**Task objective:** Reproduce the entries below, please. Keep every character the same.

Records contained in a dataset
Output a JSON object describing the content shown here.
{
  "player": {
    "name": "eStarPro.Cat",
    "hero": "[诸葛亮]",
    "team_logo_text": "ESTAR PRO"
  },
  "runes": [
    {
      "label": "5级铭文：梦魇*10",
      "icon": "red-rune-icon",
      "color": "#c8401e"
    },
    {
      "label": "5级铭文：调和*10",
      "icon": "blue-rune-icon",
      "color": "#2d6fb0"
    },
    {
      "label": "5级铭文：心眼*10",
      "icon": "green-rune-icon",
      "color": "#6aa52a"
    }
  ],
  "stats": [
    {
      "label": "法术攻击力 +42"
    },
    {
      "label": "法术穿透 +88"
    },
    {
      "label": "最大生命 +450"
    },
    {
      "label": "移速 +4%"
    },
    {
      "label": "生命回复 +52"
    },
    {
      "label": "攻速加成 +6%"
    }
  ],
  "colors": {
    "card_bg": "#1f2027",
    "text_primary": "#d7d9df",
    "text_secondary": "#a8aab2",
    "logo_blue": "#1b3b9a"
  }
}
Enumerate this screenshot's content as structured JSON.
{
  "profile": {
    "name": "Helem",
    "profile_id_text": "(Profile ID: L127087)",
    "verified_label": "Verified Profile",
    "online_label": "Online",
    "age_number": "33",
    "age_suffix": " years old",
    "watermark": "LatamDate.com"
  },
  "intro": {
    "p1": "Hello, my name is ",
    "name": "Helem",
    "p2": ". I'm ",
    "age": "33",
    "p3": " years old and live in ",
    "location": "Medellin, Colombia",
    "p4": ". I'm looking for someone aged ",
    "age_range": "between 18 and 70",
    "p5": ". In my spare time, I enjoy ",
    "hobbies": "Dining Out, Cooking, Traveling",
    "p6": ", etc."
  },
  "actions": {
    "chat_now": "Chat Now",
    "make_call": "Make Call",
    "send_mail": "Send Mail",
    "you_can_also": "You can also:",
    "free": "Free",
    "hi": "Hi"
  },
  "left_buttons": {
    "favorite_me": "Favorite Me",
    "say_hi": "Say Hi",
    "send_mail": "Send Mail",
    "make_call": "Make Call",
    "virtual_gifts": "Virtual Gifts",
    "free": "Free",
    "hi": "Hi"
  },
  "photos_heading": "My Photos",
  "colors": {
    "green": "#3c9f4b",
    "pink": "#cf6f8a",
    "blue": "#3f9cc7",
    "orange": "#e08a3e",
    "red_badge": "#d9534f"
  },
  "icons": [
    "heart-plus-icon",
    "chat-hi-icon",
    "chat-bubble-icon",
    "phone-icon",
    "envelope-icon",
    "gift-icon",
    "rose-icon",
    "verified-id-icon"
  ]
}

**Task output:**
Output a JSON object describing the content shown here.
{
  "player": {
    "name": "eStarPro.Cat",
    "hero": "[诸葛亮]",
    "team_logo_text": "ESTAR PRO"
  },
  "runes": [
    {
      "label": "5级铭文：梦魇*10",
      "icon": "red-rune-icon",
      "color": "#c8401e"
    },
    {
      "label": "5级铭文：调和*10",
      "icon": "blue-rune-icon",
      "color": "#2d6fb0"
    },
    {
      "label": "5级铭文：心眼*10",
      "icon": "green-rune-icon",
      "color": "#6aa52a"
    }
  ],
  "stats": [
    {
      "label": "法术攻击力 +42"
    },
    {
      "label": "法术穿透 +88"
    },
    {
      "label": "最大生命 +450"
    },
    {
      "label": "移速 +4%"
    },
    {
      "label": "生命回复 +52"
    },
    {
      "label": "攻速加成 +6%"
    }
  ],
  "colors": {
    "card_bg": "#1f2027",
    "text_primary": "#d7d9df",
    "text_secondary": "#a8aab2",
    "logo_blue": "#1b3b9a"
  }
}
Enumerate this screenshot's content as structured JSON.
{
  "profile": {
    "name": "Helem",
    "profile_id_text": "(Profile ID: L127087)",
    "verified_label": "Verified Profile",
    "online_label": "Online",
    "age_number": "33",
    "age_suffix": " years old",
    "watermark": "LatamDate.com"
  },
  "intro": {
    "p1": "Hello, my name is ",
    "name": "Helem",
    "p2": ". I'm ",
    "age": "33",
    "p3": " years old and live in ",
    "location": "Medellin, Colombia",
    "p4": ". I'm looking for someone aged ",
    "age_range": "between 18 and 70",
    "p5": ". In my spare time, I enjoy ",
    "hobbies": "Dining Out, Cooking, Traveling",
    "p6": ", etc."
  },
  "actions": {
    "chat_now": "Chat Now",
    "make_call": "Make Call",
    "send_mail": "Send Mail",
    "you_can_also": "You can also:",
    "free": "Free",
    "hi": "Hi"
  },
  "left_buttons": {
    "favorite_me": "Favorite Me",
    "say_hi": "Say Hi",
    "send_mail": "Send Mail",
    "make_call": "Make Call",
    "virtual_gifts": "Virtual Gifts",
    "free": "Free",
    "hi": "Hi"
  },
  "photos_heading": "My Photos",
  "colors": {
    "green": "#3c9f4b",
    "pink": "#cf6f8a",
    "blue": "#3f9cc7",
    "orange": "#e08a3e",
    "red_badge": "#d9534f"
  },
  "icons": [
    "heart-plus-icon",
    "chat-hi-icon",
    "chat-bubble-icon",
    "phone-icon",
    "envelope-icon",
    "gift-icon",
    "rose-icon",
    "verified-id-icon"
  ]
}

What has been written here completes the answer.